This second report in the C40 Cities Urban Efficiency series, building on research started in its predecessor Urban Efficiency: A Global Survey of Building Energy Efficiency Policies in Cities, sets out to generate a detailed understanding into differing approaches taken in C40 cities -specifically those in the Private Building Efficiency (PBE) network-  to advance operational energy efficiency and retrofitting in existing private buildings.


Apart from seeking to unpack important aspects of each programme’s functioning, the authors aim to build knowledge on success factors that can be designed into programmes, and also, innovative measures for coping with various obstacles and limiting factors.  


Urban Efficiency II provides valuable information and insights into various approaches for governing energy and sustainability challenges in the existing building stock. In addition to this understanding, the authors hope that their findings regarding strategies for increasing chances of success, and overcoming obstacles when encountered, will help other policymakers around the world to design and implement programmes more effectively.

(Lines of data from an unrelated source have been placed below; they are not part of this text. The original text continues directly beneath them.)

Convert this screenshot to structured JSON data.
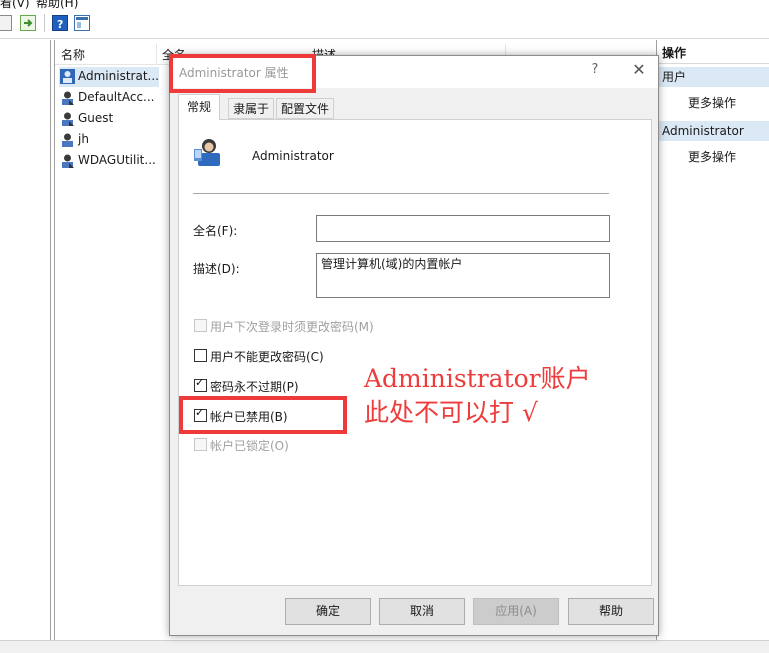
{
  "menubar": {
    "view_label": "看(V)",
    "help_label": "帮助(H)"
  },
  "list": {
    "columns": [
      "名称",
      "全名",
      "描述"
    ],
    "rows": [
      "Administrat...",
      "DefaultAcc...",
      "Guest",
      "jh",
      "WDAGUtilit..."
    ]
  },
  "actions": {
    "header": "操作",
    "sections": [
      {
        "title": "用户",
        "item": "更多操作"
      },
      {
        "title": "Administrator",
        "item": "更多操作"
      }
    ]
  },
  "dialog": {
    "title": "Administrator 属性",
    "help_glyph": "?",
    "close_glyph": "✕",
    "tabs": [
      "常规",
      "隶属于",
      "配置文件"
    ],
    "user_name": "Administrator",
    "fullname_label": "全名(F):",
    "fullname_value": "",
    "desc_label": "描述(D):",
    "desc_value": "管理计算机(域)的内置帐户",
    "checkboxes": [
      {
        "label": "用户下次登录时须更改密码(M)",
        "checked": false,
        "enabled": false
      },
      {
        "label": "用户不能更改密码(C)",
        "checked": false,
        "enabled": true
      },
      {
        "label": "密码永不过期(P)",
        "checked": true,
        "enabled": true
      },
      {
        "label": "帐户已禁用(B)",
        "checked": true,
        "enabled": true
      },
      {
        "label": "帐户已锁定(O)",
        "checked": false,
        "enabled": false
      }
    ],
    "buttons": {
      "ok": "确定",
      "cancel": "取消",
      "apply": "应用(A)",
      "help": "帮助"
    }
  },
  "annotation": {
    "line1": "Administrator账户",
    "line2": "此处不可以打 √",
    "color": "#ee3b3b"
  },
  "colors": {
    "selection": "#dbe8f5",
    "dialog_bg": "#f0f0f0",
    "annotation_red": "#ef3a3a"
  }
}
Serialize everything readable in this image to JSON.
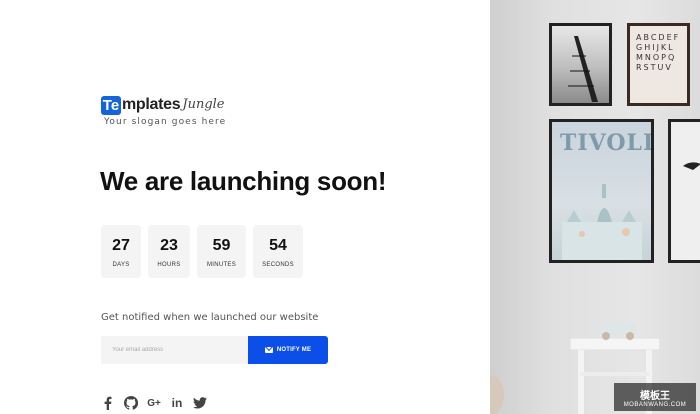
{
  "logo": {
    "box_letter": "Te",
    "text": "mplates",
    "script": "Jungle",
    "slogan": "Your slogan goes here"
  },
  "headline": "We are launching soon!",
  "countdown": [
    {
      "value": "27",
      "label": "DAYS"
    },
    {
      "value": "23",
      "label": "HOURS"
    },
    {
      "value": "59",
      "label": "MINUTES"
    },
    {
      "value": "54",
      "label": "SECONDS"
    }
  ],
  "notify": {
    "text": "Get notified when we launched our website",
    "placeholder": "Your email address",
    "button_label": "NOTIFY ME"
  },
  "socials": [
    {
      "name": "facebook-icon",
      "glyph": "f"
    },
    {
      "name": "github-icon",
      "glyph": ""
    },
    {
      "name": "google-plus-icon",
      "glyph": "G+"
    },
    {
      "name": "linkedin-icon",
      "glyph": "in"
    },
    {
      "name": "twitter-icon",
      "glyph": ""
    }
  ],
  "art": {
    "poster_title": "TIVOLI",
    "alphabet": "ABCDEFGHIJKLMNOPQRSTUV"
  },
  "watermark": {
    "title": "模板王",
    "sub": "MOBANWANG.COM"
  },
  "colors": {
    "accent": "#0b4ee8",
    "logo_blue": "#1565d8",
    "box_bg": "#f4f4f4"
  }
}
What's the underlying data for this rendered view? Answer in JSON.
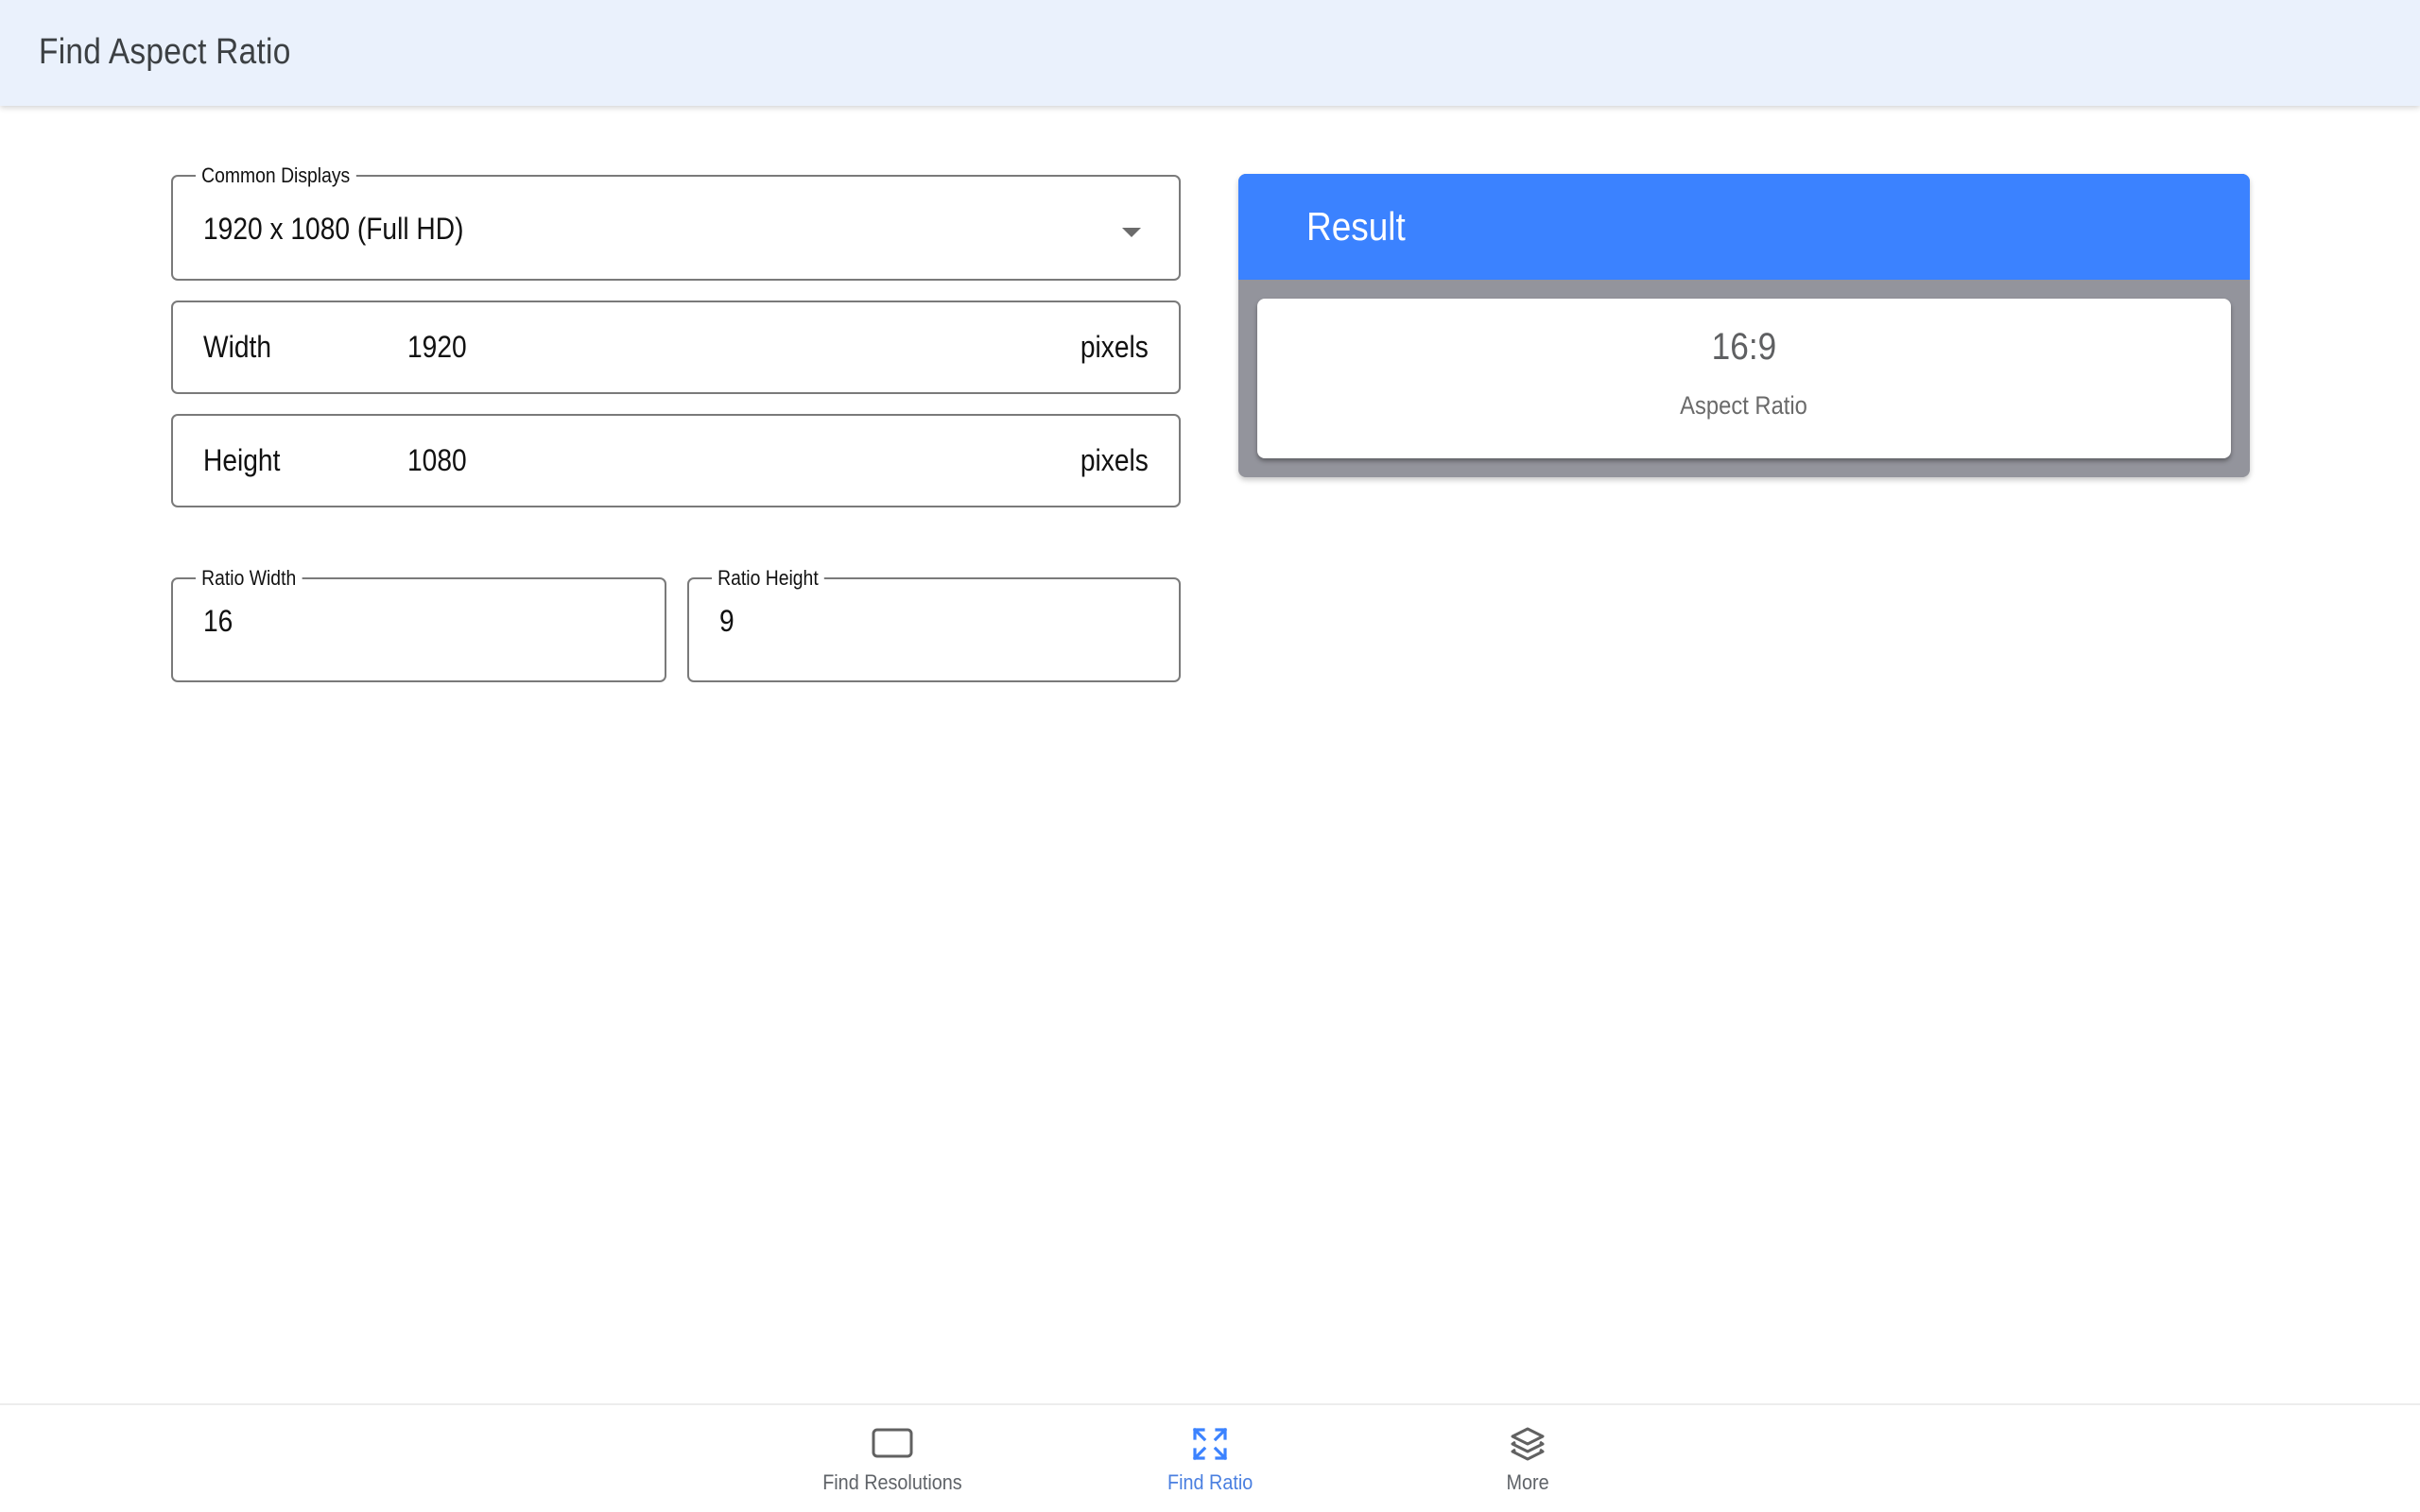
{
  "header": {
    "title": "Find Aspect Ratio"
  },
  "form": {
    "common_displays": {
      "label": "Common Displays",
      "selected": "1920 x 1080 (Full HD)",
      "icon": "arrow-drop-down-icon"
    },
    "width": {
      "label": "Width",
      "value": "1920",
      "unit": "pixels"
    },
    "height": {
      "label": "Height",
      "value": "1080",
      "unit": "pixels"
    },
    "ratio_width": {
      "label": "Ratio Width",
      "value": "16"
    },
    "ratio_height": {
      "label": "Ratio Height",
      "value": "9"
    }
  },
  "result": {
    "title": "Result",
    "value": "16:9",
    "caption": "Aspect Ratio"
  },
  "bottom_nav": {
    "items": [
      {
        "label": "Find Resolutions",
        "icon": "rectangle-icon",
        "active": false
      },
      {
        "label": "Find Ratio",
        "icon": "expand-arrows-icon",
        "active": true
      },
      {
        "label": "More",
        "icon": "layers-icon",
        "active": false
      }
    ]
  },
  "colors": {
    "header_bg": "#eaf1fc",
    "accent_blue": "#3b82ff",
    "active_nav": "#4a7fe0",
    "result_body": "#93949c"
  }
}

Overall, the report may be broken down into the following two sections:


Chapter 2: Key findings and overall analysis


This collates the key findings from seven individual case studies conducted by the authors. It follows roughly the same focus and structure used in the individual case studies.


Chapter 3: Detailed case studies


The collection of the seven case studies showcases innovative city programmes from Boston, Chicago, London, Mexico City, Shenzhen, Seoul and Tokyo. Each case provides an in-depth look at multiple dimensions of policy design and implementation. They adhere to the same analytical structure and examine areas such as:


  • The background and context of building energy efficiency polices in that city
  • Key and innovative attributes and mechanisms driving the programme
  • Incentives driving building sector participation
  • Processes by which the programme was designed and implemented
  • Key impacts
  • Drivers, challenges and useful countermeasures


Key findings


The report's findings unearthed a wide array of approaches. These ranged from carbon reporting and disclosure (Tokyo), large scale urban transformation (Shenzhen), finance support (Boston and Seoul), leadership programmes and energy reduction challenges (Chicago and London) and building certification schemes (Mexico City). Although at first glance these may appear as unique approaches with little in common, the report's analysis draws attention to similar policy functions that run across programmes. In the authors' survey of the seven programmes, a noteworthy feature was that the majority were voluntary (or contained a voluntary component).


A further interesting feature was that some of these voluntary programmes were targeting several thousand buildings, whilst others focused on capacity enhancement and intimate relationship building with relatively smaller and select participant cohorts



For further information or to access the report, please visit the relevant C40 Cities webpages at the links below. See also the relevant BUILD UP Notes.